[SOURCE INFORMATION]
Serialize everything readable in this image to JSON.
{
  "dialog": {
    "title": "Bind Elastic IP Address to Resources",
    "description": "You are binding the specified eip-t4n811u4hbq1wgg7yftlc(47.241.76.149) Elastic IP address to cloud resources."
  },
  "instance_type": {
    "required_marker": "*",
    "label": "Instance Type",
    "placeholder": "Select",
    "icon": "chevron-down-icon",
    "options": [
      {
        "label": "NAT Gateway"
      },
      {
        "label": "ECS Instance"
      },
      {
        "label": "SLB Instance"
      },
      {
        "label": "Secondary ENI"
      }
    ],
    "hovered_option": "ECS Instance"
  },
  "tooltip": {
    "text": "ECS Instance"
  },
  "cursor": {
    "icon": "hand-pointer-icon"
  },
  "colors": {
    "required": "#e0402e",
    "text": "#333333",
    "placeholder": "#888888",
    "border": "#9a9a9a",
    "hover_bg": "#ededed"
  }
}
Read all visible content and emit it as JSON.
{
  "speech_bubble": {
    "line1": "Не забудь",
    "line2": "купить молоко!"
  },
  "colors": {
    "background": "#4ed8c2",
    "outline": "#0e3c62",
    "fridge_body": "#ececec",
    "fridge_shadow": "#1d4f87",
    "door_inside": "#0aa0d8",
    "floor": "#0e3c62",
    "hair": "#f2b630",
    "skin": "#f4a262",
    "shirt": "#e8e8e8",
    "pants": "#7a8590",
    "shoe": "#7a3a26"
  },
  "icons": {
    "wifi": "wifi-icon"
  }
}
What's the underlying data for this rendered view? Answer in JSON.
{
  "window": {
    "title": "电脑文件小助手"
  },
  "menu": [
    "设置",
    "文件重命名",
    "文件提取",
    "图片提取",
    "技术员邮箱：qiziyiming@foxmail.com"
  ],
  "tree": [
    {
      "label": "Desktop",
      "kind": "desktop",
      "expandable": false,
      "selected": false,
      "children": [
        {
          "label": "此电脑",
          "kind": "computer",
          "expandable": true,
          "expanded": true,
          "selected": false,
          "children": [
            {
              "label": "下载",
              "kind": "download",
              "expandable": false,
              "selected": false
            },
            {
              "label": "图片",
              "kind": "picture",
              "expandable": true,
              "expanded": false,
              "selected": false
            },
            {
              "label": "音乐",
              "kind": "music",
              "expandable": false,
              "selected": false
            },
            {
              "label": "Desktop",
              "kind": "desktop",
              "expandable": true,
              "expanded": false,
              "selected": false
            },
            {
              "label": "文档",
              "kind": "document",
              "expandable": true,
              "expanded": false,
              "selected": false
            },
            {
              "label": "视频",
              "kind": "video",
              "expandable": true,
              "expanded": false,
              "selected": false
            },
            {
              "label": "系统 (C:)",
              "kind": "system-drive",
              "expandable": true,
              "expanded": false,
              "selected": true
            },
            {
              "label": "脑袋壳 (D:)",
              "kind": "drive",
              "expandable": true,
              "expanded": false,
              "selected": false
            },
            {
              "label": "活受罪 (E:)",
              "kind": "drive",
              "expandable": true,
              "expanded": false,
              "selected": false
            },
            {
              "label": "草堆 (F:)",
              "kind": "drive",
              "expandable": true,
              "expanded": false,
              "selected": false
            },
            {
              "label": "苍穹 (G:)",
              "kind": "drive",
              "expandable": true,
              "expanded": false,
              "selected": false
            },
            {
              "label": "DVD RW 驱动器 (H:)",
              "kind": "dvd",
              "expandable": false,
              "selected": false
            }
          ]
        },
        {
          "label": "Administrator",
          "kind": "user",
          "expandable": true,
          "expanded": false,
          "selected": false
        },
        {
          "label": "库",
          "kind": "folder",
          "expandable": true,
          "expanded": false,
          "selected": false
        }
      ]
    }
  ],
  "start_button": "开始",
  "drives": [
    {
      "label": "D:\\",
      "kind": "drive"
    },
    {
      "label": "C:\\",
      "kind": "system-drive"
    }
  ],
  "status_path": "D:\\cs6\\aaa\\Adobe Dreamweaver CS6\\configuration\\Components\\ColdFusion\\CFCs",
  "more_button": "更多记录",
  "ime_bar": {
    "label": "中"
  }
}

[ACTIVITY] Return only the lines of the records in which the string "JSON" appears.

[EXERCISE ANSWER]
Serialize everything readable in this image to JSON.
Read all visible content and emit it as JSON.
What's the underlying data for this rendered view? Answer in JSON.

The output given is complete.